Human Rights Watch collected reports of 204 attacks (including attempts) on schools, teachers, and students from January 2005 to June 21, 2006. Of these attacks, 110 occurred in the first half of 2006. The pattern of these reports indicates a sharp rise in the targeting of Afghanistan's education process in late 2005 and in 2006. As shown by the graphs in the summary of this report, while southern and southeastern provinces generally experienced more attacks, northern provinces were not exempt. Indeed, attacks were reported in twenty-eight of Afghanistan's thirty-four provinces.
Each school attacked has been counted as a separate incident; however, where multiple people were injured or killed in the same place at the same time, we have chosen to count this as one incident. We have also made every effort to avoid recording a single incident more than once, based on reports from multiple sources. However, conflicting reports of the same incident make it possible that a single incident is recorded more than once.
These numbers should be understood as an approximation at best of the total number of attacks. Many attacks are likely never reported. The circumstances surrounding attacks in many parts of the country are impossible for humanitarian and human rights workers, journalists, and government officials to verify in person, precisely because insecurity prevents them from going there.
What is included in the chart
The following chart lists reported accounts of attacks and attempted attacks on teachers, students, and schools from January 2005 to June 21, 2006. The chart draws on four sources: ANSO weekly security situation summaries; data from U.N. sources from September 2005 to early May 2005 (these sources do not include information from UNICEF, which has chosen not to make their information public); press reports; and Human Rights Watch's own interviews.
Included in the chart are instances in which it is not clear that schools were intentionally targeted, for example rocket attacks that hit schools as well as other buildings, attacks on homes of government officials where school was being held, and attacks on schools used as polling centers around the time of the parliamentary elections.
What is not included in the chart
Where Human Rights Watch obtained information that cast doubt on initial reports, we have excluded these incidents from the chart.
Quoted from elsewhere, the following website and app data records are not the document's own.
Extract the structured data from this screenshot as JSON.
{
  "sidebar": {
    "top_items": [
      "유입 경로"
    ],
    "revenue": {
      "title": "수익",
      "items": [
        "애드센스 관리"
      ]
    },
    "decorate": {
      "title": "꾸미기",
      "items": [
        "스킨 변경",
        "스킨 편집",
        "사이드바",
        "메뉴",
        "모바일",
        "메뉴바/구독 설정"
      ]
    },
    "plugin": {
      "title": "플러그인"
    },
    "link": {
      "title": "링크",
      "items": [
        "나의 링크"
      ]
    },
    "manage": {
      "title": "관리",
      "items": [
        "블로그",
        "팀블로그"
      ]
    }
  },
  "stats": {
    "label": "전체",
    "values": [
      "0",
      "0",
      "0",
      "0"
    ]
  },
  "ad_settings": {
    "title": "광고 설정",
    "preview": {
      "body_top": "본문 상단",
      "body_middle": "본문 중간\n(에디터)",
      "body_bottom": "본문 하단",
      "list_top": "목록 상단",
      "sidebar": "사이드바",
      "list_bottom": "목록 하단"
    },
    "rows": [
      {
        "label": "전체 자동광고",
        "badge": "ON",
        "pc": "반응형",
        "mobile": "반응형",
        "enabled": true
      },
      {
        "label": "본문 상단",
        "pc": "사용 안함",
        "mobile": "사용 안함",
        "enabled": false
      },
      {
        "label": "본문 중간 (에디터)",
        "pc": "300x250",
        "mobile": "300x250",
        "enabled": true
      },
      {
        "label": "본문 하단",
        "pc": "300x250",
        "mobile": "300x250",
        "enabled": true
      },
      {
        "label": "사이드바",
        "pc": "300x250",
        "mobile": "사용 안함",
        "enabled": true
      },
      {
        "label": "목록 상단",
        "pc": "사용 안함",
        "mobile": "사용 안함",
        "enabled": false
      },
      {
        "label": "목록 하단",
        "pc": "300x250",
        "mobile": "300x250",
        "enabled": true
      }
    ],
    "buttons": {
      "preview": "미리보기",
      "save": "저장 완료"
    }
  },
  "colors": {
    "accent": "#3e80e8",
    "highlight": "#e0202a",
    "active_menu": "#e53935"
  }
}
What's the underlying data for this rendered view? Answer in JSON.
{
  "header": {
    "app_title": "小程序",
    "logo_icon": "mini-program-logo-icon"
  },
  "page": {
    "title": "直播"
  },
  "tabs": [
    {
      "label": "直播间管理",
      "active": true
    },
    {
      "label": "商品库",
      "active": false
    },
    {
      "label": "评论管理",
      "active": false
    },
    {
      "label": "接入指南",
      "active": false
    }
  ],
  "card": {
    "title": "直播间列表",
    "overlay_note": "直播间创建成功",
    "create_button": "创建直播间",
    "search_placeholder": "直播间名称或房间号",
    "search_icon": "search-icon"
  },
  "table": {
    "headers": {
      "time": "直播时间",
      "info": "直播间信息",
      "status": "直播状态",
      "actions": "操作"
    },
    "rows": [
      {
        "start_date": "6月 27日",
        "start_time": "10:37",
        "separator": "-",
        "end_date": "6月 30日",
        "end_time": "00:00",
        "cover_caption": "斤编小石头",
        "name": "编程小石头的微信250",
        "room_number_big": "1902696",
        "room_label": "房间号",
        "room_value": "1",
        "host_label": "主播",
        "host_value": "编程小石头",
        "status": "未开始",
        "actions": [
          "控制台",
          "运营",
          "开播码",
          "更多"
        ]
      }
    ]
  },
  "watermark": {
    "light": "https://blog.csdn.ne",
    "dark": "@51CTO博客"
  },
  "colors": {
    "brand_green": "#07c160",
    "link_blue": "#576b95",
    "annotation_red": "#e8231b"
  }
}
For example, it was reported that unknown armed men fired seven rocket-propelled grenades at a girls' school in Tagab, Kapisa, on April 9, 2006. But when Human Rights Watch visited the site, we found that the newly-built school was being used as a police post. The district police chief explained:
The newspapers got the story wrong about the school attack here in Tagab. Yes, a girls' was attacked by seven rockets but it was because we [the police] are using at a base not because girls are going to school. No girls were going to the school because no would let them. We [the police] don't have enough resources and that school was a good building. So we decided to use it.
Accordingly, this incident was not included.
The chart also does not include threats alone against schools; these are both too numerous to count and too often not reported.